Thousands of Kansans have development disabilities and can receive case management, which advises them or their loved ones of options and available services and benefits. But while case management is guaranteed to anyone who qualifies, other services are not. That’s why some 4,500 children and adults in Kansas are on waiting lists for services, according to Ladeska "Decky" Makings, chief operations officer and director of adult services at Sunflower Diversified Services in Great Bend.

Many services depend on state funding.

The Developmental Disabilities Assistance and Bill of Right Act defines a developmental disability is a severe, chronic disability attributable to a mental or physical impairment manifested before the person attains age 22, and which is likely to continue indefinitely. It must also result in substantial limitation in three or more of the following areas: Self-care, receptive and expressive language, learning, mobility self-direction, capacity for independent living and economic self-sufficiency. A person with this type of disability needs individually planned and coordinated care, treatment or other services for an extended period which is usually lifelong.

Sunflower Diversified Services is a non-profit services provider to developmentally disabled adults and children in Barton, Pawnee, Stafford, Rice and Rush counties. Sunflower and similar agencies provide a variety of services that can help people with disabilities live more independently, Makings said.

Residential services are whatever level of support an adult needs to live in their own home or the most independent setting possible. It may be something as simple as finding someone to assist the person for a few hours a week with budgeting or shopping. Other adults are able to live in their own home, but only with the help of 24-hour staff.

Makings said young people coming out of high school and older adults who live with their elderly parents are among those who could live independently with the right service, but instead find themselves on waiting lists in many cases.

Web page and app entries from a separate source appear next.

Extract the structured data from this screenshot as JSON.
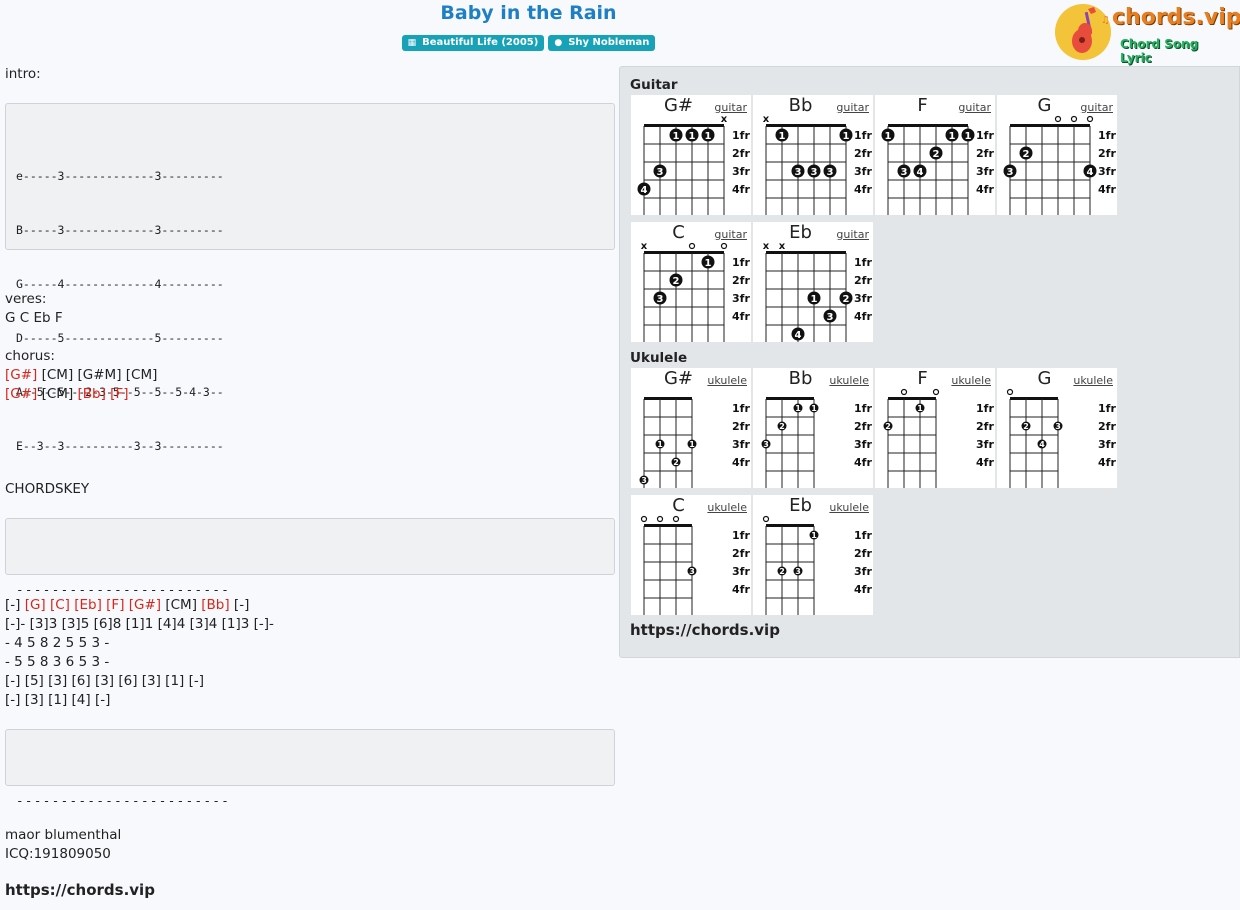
{
  "header": {
    "title": "Baby in the Rain",
    "album_badge": "Beautiful Life (2005)",
    "artist_badge": "Shy Nobleman",
    "logo_text": "chords.vip",
    "logo_tagline": "Chord Song Lyric"
  },
  "intro_label": "intro:",
  "intro_tab": [
    "e-----3-------------3---------",
    "B-----3-------------3---------",
    "G-----4-------------4---------",
    "D-----5-------------5---------",
    "A--5--5---2-3-5--5--5--5-4-3--",
    "E--3--3----------3--3---------"
  ],
  "verse_label": "veres:",
  "verse_chords": "G C Eb F",
  "chorus_label": "chorus:",
  "chorus_line1": {
    "a": "[G#]",
    "b": " [CM] [G#M] [CM]"
  },
  "chorus_line2": {
    "a": "[G#]",
    "b": " [CM] ",
    "c": "[Bb] [F]"
  },
  "chordskey_label": "CHORDSKEY",
  "dashes": "------------------------",
  "key_line1": {
    "p1": "[-] ",
    "p2": "[G] [C] [Eb] [F] [G#]",
    "p3": " [CM] ",
    "p4": "[Bb]",
    "p5": " [-]"
  },
  "key_lines": [
    "[-]- [3]3 [3]5 [6]8 [1]1 [4]4 [3]4 [1]3 [-]-",
    "- 4 5 8 2 5 5 3 -",
    "- 5 5 8 3 6 5 3 -",
    "[-] [5] [3] [6] [3] [6] [3] [1] [-]",
    "[-] [3] [1] [4] [-]"
  ],
  "credit_name": "maor blumenthal",
  "credit_icq": "ICQ:191809050",
  "footer_url": "https://chords.vip",
  "panel": {
    "guitar_label": "Guitar",
    "ukulele_label": "Ukulele",
    "url": "https://chords.vip",
    "fret_labels": [
      "1fr",
      "2fr",
      "3fr",
      "4fr"
    ],
    "guitar_link": "guitar",
    "ukulele_link": "ukulele"
  },
  "guitar_chords": [
    {
      "name": "G#",
      "marks": [
        "",
        "",
        "",
        "",
        "",
        "x"
      ],
      "dots": [
        {
          "s": 0,
          "f": 4,
          "n": "4"
        },
        {
          "s": 1,
          "f": 3,
          "n": "3"
        },
        {
          "s": 2,
          "f": 1,
          "n": "1"
        },
        {
          "s": 3,
          "f": 1,
          "n": "1"
        },
        {
          "s": 4,
          "f": 1,
          "n": "1"
        }
      ]
    },
    {
      "name": "Bb",
      "marks": [
        "x",
        "",
        "",
        "",
        "",
        ""
      ],
      "dots": [
        {
          "s": 1,
          "f": 1,
          "n": "1"
        },
        {
          "s": 2,
          "f": 3,
          "n": "3"
        },
        {
          "s": 3,
          "f": 3,
          "n": "3"
        },
        {
          "s": 4,
          "f": 3,
          "n": "3"
        },
        {
          "s": 5,
          "f": 1,
          "n": "1"
        }
      ]
    },
    {
      "name": "F",
      "marks": [
        "",
        "",
        "",
        "",
        "",
        ""
      ],
      "dots": [
        {
          "s": 0,
          "f": 1,
          "n": "1"
        },
        {
          "s": 1,
          "f": 3,
          "n": "3"
        },
        {
          "s": 2,
          "f": 3,
          "n": "4"
        },
        {
          "s": 3,
          "f": 2,
          "n": "2"
        },
        {
          "s": 4,
          "f": 1,
          "n": "1"
        },
        {
          "s": 5,
          "f": 1,
          "n": "1"
        }
      ]
    },
    {
      "name": "G",
      "marks": [
        "",
        "",
        "",
        "o",
        "o",
        "o"
      ],
      "dots": [
        {
          "s": 0,
          "f": 3,
          "n": "3"
        },
        {
          "s": 1,
          "f": 2,
          "n": "2"
        },
        {
          "s": 5,
          "f": 3,
          "n": "4"
        }
      ]
    },
    {
      "name": "C",
      "marks": [
        "x",
        "",
        "",
        "o",
        "",
        "o"
      ],
      "dots": [
        {
          "s": 1,
          "f": 3,
          "n": "3"
        },
        {
          "s": 2,
          "f": 2,
          "n": "2"
        },
        {
          "s": 4,
          "f": 1,
          "n": "1"
        }
      ]
    },
    {
      "name": "Eb",
      "marks": [
        "x",
        "x",
        "",
        "",
        "",
        ""
      ],
      "dots": [
        {
          "s": 2,
          "f": 5,
          "n": "4"
        },
        {
          "s": 3,
          "f": 3,
          "n": "1"
        },
        {
          "s": 4,
          "f": 4,
          "n": "3"
        },
        {
          "s": 5,
          "f": 3,
          "n": "2"
        }
      ]
    }
  ],
  "ukulele_chords": [
    {
      "name": "G#",
      "marks": [
        "",
        "",
        "",
        ""
      ],
      "dots": [
        {
          "s": 0,
          "f": 5,
          "n": "3"
        },
        {
          "s": 1,
          "f": 3,
          "n": "1"
        },
        {
          "s": 2,
          "f": 4,
          "n": "2"
        },
        {
          "s": 3,
          "f": 3,
          "n": "1"
        }
      ]
    },
    {
      "name": "Bb",
      "marks": [
        "",
        "",
        "",
        ""
      ],
      "dots": [
        {
          "s": 0,
          "f": 3,
          "n": "3"
        },
        {
          "s": 1,
          "f": 2,
          "n": "2"
        },
        {
          "s": 2,
          "f": 1,
          "n": "1"
        },
        {
          "s": 3,
          "f": 1,
          "n": "1"
        }
      ]
    },
    {
      "name": "F",
      "marks": [
        "",
        "o",
        "",
        "o"
      ],
      "dots": [
        {
          "s": 0,
          "f": 2,
          "n": "2"
        },
        {
          "s": 2,
          "f": 1,
          "n": "1"
        }
      ]
    },
    {
      "name": "G",
      "marks": [
        "o",
        "",
        "",
        ""
      ],
      "dots": [
        {
          "s": 1,
          "f": 2,
          "n": "2"
        },
        {
          "s": 2,
          "f": 3,
          "n": "4"
        },
        {
          "s": 3,
          "f": 2,
          "n": "3"
        }
      ]
    },
    {
      "name": "C",
      "marks": [
        "o",
        "o",
        "o",
        ""
      ],
      "dots": [
        {
          "s": 3,
          "f": 3,
          "n": "3"
        }
      ]
    },
    {
      "name": "Eb",
      "marks": [
        "o",
        "",
        "",
        ""
      ],
      "dots": [
        {
          "s": 1,
          "f": 3,
          "n": "2"
        },
        {
          "s": 2,
          "f": 3,
          "n": "3"
        },
        {
          "s": 3,
          "f": 1,
          "n": "1"
        }
      ]
    }
  ]
}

"Another kind of residential support is supportive home care, provided in the home for kids or adults," she said. In these cases, staff go to the caregivers’ homes and assist the clients in leaning to take care of selves. They may also help family learn to deal with disabilities.

Employment support is another type of service. Some people find employment with their service provider; others may qualify for a job coach or vocational rehabilitation services.


While another group has teams walking the length of the state, Sunflower Diversified Services is joining a group effort that could circumnavigate the globe. The public is invited to help people with developmental disabilities by joining "Walk a Mile in My Shoes."

Advocacy coordinator Mary Lou Warren said the statewide effort is bringing awareness for the more than 4,500 adults and children with developmental disabilities who are on the waiting for services. "Help us reach the goal of walking around the world this year — 24,902."

To participate, pick up a packet at one of the Sunflower Diversified Services offices, at 8823 4th or 1521 K-96. Log the miles you walk, run or roll and report them by April 26.

The public can also attend a group walk from 1-4 p.m. on Sunday, April 10, at Veterans Memorial Park.

This is not a fundraiser, Warren said. Last year Sunflower joined Interhab, the statewide advocacy group for people with developmental disabilities, in another walking event.

"Last year we did a relay," she said. Since the goal was to raise awareness for the 4,500 Kansas residents with developmental disabilities on waiting lists for services, the first year’s goal was to log 4,500 miles. They surpassed that, with 16,000 miles. So, sponsors decided to go global with their 2011 goal.

There are prizes such a bracelets and sports bottles for those who submit miles and attend the April 10 walking event. Everyone who hands in a log sheet will have a chance to win more prizes.

For more information Warren at Sunflower, 792-1321.